Thus far, Argentina, Bolivia, Brazil, Cuba and Venezuela have formally recognized the PA as a sovereign entity, with Uruguay promising to do so in 2011. PA Chairman Mahmoud Abbas told reporters that he expects Ecuador to follow with a similar announcement shortly.

Just three days earlier, Norway had upgraded the status of the PA mission in Oslo from a “general delegation” to a “diplomatic mission.” In addition, the head of the PA mission in the country was granted diplomatic immunity.

This follows a similar decision by France in July 2010, when the PA delegation to Paris was raised from that status of “delegation” to a “diplomatic mission” led by an ambassador.

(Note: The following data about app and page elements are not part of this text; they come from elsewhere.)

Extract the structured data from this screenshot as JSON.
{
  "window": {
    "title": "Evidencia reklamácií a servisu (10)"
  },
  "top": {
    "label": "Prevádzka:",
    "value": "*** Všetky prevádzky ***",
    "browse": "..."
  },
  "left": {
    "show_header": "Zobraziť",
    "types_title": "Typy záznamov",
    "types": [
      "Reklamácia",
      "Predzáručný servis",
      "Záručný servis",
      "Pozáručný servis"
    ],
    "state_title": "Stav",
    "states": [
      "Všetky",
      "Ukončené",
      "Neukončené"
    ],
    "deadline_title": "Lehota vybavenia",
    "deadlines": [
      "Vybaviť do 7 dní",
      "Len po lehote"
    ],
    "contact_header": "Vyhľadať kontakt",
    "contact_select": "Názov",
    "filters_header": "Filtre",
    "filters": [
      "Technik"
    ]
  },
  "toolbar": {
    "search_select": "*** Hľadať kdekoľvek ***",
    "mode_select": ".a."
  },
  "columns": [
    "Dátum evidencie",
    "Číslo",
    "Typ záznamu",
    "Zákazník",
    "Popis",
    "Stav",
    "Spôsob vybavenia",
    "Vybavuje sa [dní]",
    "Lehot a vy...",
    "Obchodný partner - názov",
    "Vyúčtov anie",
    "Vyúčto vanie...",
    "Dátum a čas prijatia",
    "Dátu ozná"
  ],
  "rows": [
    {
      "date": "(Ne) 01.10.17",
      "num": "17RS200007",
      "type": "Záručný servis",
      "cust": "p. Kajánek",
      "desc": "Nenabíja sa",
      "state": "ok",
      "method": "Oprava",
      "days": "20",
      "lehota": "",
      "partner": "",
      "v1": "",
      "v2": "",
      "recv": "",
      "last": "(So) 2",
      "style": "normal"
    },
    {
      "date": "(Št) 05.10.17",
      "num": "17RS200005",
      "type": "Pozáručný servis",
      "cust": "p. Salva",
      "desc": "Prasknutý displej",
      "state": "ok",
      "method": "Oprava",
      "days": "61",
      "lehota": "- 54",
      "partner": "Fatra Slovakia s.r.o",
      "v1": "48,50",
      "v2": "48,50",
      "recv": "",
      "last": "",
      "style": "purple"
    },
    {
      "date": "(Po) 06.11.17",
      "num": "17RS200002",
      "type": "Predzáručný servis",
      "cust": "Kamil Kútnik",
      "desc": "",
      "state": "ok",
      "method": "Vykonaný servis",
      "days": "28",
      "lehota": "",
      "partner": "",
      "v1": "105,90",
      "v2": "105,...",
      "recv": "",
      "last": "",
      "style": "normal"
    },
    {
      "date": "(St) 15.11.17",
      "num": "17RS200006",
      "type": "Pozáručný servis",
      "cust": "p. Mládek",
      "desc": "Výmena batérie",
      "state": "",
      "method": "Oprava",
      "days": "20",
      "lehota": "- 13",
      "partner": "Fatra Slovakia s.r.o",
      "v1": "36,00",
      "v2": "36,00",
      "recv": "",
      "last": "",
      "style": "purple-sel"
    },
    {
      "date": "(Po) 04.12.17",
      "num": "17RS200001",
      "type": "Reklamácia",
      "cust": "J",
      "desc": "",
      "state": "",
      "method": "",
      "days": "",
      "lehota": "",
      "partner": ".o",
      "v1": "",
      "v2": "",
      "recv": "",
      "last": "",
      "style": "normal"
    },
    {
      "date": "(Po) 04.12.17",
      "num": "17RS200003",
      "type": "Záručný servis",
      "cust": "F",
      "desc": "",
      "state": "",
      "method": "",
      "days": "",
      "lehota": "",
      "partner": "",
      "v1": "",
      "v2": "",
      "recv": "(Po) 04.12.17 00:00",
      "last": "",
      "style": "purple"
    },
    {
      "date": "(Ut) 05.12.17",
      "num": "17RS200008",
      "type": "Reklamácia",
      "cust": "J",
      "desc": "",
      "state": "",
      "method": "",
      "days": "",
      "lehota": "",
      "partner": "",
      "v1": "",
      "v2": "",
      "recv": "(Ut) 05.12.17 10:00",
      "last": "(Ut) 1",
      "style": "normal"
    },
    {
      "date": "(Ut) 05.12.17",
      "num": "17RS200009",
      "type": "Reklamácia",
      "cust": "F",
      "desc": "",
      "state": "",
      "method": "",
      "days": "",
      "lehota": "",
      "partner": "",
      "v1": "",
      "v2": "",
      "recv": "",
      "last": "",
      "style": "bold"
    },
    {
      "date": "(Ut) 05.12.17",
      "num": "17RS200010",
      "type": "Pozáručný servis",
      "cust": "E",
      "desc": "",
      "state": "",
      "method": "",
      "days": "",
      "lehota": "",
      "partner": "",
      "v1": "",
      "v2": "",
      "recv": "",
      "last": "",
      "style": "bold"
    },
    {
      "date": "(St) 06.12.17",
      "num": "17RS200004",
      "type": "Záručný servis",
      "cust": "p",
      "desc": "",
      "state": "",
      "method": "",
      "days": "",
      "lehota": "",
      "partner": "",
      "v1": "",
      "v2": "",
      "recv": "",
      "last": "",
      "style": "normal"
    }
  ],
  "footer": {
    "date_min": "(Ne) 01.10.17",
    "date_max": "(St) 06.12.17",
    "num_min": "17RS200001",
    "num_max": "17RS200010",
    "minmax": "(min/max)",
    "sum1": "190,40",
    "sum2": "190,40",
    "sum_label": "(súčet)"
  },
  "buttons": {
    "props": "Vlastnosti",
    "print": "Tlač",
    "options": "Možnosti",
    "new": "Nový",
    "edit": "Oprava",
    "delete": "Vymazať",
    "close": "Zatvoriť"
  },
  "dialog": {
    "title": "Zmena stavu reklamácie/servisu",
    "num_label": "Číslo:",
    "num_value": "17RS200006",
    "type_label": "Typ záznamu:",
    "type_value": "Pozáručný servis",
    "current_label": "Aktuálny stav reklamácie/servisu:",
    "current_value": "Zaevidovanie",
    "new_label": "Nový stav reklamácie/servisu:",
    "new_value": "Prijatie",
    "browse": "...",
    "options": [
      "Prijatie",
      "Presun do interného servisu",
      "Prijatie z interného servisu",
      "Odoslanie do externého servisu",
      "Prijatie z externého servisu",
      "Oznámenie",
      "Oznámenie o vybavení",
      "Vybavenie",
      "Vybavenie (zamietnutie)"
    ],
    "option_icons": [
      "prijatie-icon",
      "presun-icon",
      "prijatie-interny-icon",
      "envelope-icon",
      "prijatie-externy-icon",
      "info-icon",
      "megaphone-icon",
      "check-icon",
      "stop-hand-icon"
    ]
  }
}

US Congress Rejects Unilateral Moves
The U.S. House of Representatives, meanwhile, unanimously approved on Thursday a resolution opposing the unilateral declaration of a new PA country.

The resolution called on the Obama administration to “deny recognition to any unilaterally declared Palestinian state and veto any resolution by the United Nations Security Council to establish or recognize a Palestinian state outside of an agreement negotiated by the two parties.”

It also warned PA leaders to “cease all efforts at circumventing the negotiation process, including efforts to gain recognition of a Palestinian state from other nations, within the United Nations, and in other international forums prior to achievement of a final agreement between Israel and the Palestinians.”

The resolution also called on foreign governments “not to extend such recognition.”

PA Anger at American Reaction
Former PA head negotiator Saeb Erekat responded with anger to the reaction by the U.S. Congress to the Palestinian Authority’s attempts to sidestep the negotiation process, telling an Arab newspaper “we have passed on messages to certain parties that have influence and relations with Israel, informing them that the U.S. Congress should not involve itself in Middle Eastern affairs if it doesn’t have anything positive to say.”

Erekat, who currently represents the Palestine Liberation Organization to the United States told the London-based Arabic-language newspaper A-sharq Al-Awsat, “we asked the Americans about what harm there is in countries recognizing the Palestinian state along the 1967 borders, as the Americans themselves are calling for this.

“We also informed them that the Palestinian efforts would continue in this direction… in the sense that we will not stop appealing to countries around the world to recognize the Palestinian state. This is our right and the right of this state.”